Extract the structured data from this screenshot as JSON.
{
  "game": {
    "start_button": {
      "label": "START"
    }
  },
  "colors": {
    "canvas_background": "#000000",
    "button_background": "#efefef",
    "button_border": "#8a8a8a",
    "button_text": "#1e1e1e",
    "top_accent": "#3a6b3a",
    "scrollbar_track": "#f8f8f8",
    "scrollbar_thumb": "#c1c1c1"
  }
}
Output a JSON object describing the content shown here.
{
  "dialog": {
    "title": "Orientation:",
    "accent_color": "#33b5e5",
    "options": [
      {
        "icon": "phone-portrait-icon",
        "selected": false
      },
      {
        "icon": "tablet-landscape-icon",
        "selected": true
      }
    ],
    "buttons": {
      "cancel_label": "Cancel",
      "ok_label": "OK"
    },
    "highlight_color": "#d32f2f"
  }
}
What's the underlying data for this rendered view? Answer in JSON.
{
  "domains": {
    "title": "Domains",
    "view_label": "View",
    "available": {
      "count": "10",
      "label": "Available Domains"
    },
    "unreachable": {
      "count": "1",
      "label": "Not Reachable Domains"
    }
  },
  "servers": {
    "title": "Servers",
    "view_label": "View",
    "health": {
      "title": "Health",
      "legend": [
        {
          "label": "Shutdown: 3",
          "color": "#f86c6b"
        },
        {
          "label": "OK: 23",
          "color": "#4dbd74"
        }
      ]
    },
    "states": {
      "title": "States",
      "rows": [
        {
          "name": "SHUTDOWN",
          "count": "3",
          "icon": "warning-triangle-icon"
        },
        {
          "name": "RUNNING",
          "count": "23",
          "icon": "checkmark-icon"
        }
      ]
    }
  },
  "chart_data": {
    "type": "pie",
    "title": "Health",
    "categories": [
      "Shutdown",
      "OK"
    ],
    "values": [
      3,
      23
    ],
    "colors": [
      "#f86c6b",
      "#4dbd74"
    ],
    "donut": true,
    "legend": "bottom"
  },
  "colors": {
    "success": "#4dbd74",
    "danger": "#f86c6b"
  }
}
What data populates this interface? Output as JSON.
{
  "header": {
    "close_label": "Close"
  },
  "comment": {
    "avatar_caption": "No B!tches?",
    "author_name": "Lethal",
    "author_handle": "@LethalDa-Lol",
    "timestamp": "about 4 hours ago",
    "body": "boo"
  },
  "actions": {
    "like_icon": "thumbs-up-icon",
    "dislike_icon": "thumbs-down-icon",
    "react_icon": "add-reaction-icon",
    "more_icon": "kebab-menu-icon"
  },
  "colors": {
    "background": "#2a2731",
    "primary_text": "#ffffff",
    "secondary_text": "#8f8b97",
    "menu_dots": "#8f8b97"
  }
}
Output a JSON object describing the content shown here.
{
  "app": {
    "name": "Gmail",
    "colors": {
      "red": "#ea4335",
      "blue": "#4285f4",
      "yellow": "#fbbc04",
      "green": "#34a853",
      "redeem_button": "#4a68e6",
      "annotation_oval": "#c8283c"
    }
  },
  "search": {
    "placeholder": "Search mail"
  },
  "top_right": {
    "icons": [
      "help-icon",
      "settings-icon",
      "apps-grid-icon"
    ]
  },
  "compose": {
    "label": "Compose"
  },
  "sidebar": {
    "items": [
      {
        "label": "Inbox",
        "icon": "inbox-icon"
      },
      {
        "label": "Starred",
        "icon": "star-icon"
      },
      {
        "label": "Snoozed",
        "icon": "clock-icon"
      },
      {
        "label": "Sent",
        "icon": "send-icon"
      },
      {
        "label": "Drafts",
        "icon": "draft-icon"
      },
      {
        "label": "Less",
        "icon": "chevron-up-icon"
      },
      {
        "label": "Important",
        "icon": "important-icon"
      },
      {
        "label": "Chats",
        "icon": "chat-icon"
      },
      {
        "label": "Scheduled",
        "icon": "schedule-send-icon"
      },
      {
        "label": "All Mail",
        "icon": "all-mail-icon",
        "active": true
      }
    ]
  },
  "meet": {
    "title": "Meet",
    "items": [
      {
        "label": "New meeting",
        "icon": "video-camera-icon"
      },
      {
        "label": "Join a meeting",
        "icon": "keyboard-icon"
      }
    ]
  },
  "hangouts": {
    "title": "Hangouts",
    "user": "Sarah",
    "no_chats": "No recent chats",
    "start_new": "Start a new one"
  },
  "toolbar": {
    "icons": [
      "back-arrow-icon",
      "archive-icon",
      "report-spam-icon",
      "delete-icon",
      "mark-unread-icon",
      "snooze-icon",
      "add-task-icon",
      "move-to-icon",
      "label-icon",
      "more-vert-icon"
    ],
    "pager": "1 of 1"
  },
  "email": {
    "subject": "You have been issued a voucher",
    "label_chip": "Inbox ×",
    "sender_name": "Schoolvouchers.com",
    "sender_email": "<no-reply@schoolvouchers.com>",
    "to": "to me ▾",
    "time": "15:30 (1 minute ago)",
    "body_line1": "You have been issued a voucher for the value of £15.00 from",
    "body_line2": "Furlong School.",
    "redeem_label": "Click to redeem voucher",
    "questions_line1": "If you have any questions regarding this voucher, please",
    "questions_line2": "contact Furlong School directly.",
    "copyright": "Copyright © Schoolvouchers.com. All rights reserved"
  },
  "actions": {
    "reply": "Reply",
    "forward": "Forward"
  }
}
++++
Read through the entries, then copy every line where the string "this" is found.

• [WRITTEN RESPONSE]:
Extract the structured data from this screenshot as JSON.
What's the underlying data for this rendered view? Answer in JSON.
What data populates this interface? Output as JSON.
    "questions_line1": "If you have any questions regarding this voucher, please",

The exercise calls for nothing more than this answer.